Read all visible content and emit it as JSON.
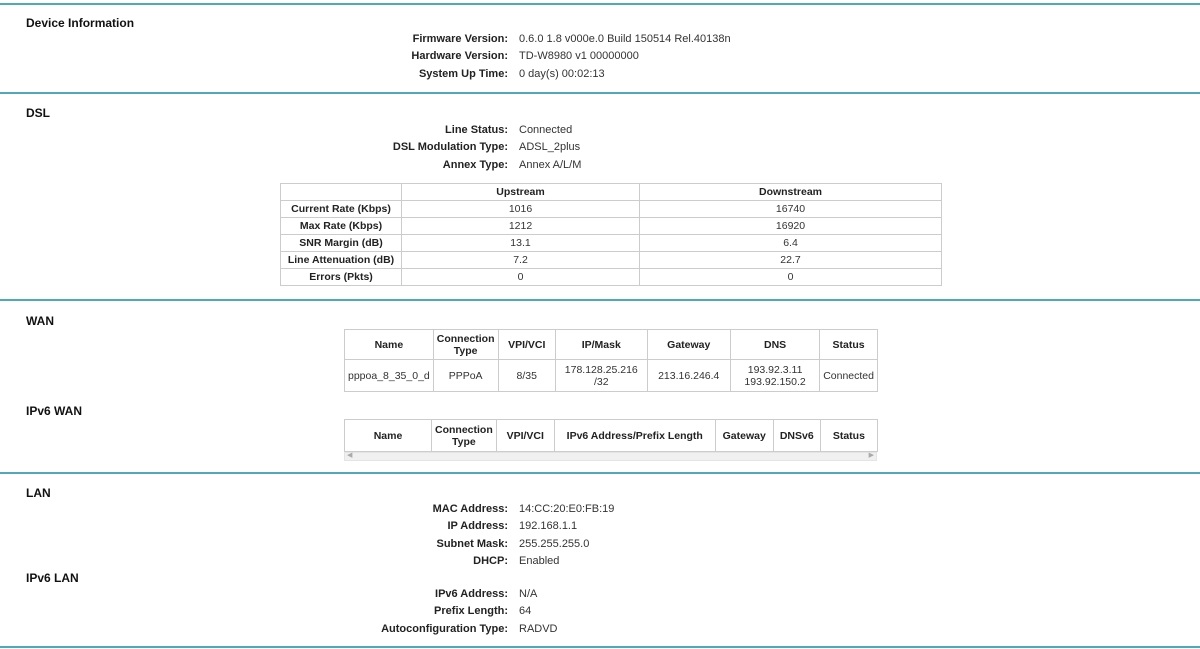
{
  "device": {
    "title": "Device Information",
    "rows": [
      {
        "label": "Firmware Version:",
        "value": "0.6.0 1.8 v000e.0 Build 150514 Rel.40138n"
      },
      {
        "label": "Hardware Version:",
        "value": "TD-W8980 v1 00000000"
      },
      {
        "label": "System Up Time:",
        "value": "0 day(s) 00:02:13"
      }
    ]
  },
  "dsl": {
    "title": "DSL",
    "rows": [
      {
        "label": "Line Status:",
        "value": "Connected"
      },
      {
        "label": "DSL Modulation Type:",
        "value": "ADSL_2plus"
      },
      {
        "label": "Annex Type:",
        "value": "Annex A/L/M"
      }
    ],
    "table": {
      "headers": [
        "",
        "Upstream",
        "Downstream"
      ],
      "rows": [
        [
          "Current Rate (Kbps)",
          "1016",
          "16740"
        ],
        [
          "Max Rate (Kbps)",
          "1212",
          "16920"
        ],
        [
          "SNR Margin (dB)",
          "13.1",
          "6.4"
        ],
        [
          "Line Attenuation (dB)",
          "7.2",
          "22.7"
        ],
        [
          "Errors (Pkts)",
          "0",
          "0"
        ]
      ]
    }
  },
  "wan": {
    "title": "WAN",
    "headers": [
      "Name",
      "Connection Type",
      "VPI/VCI",
      "IP/Mask",
      "Gateway",
      "DNS",
      "Status"
    ],
    "rows": [
      [
        "pppoa_8_35_0_d",
        "PPPoA",
        "8/35",
        "178.128.25.216 /32",
        "213.16.246.4",
        "193.92.3.11 193.92.150.2",
        "Connected"
      ]
    ]
  },
  "ipv6wan": {
    "title": "IPv6 WAN",
    "headers": [
      "Name",
      "Connection Type",
      "VPI/VCI",
      "IPv6 Address/Prefix Length",
      "Gateway",
      "DNSv6",
      "Status"
    ]
  },
  "lan": {
    "title": "LAN",
    "rows": [
      {
        "label": "MAC Address:",
        "value": "14:CC:20:E0:FB:19"
      },
      {
        "label": "IP Address:",
        "value": "192.168.1.1"
      },
      {
        "label": "Subnet Mask:",
        "value": "255.255.255.0"
      },
      {
        "label": "DHCP:",
        "value": "Enabled"
      }
    ]
  },
  "ipv6lan": {
    "title": "IPv6 LAN",
    "rows": [
      {
        "label": "IPv6 Address:",
        "value": "N/A"
      },
      {
        "label": "Prefix Length:",
        "value": "64"
      },
      {
        "label": "Autoconfiguration Type:",
        "value": "RADVD"
      }
    ]
  }
}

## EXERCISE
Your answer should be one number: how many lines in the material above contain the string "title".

## WRITTEN SOLUTION
6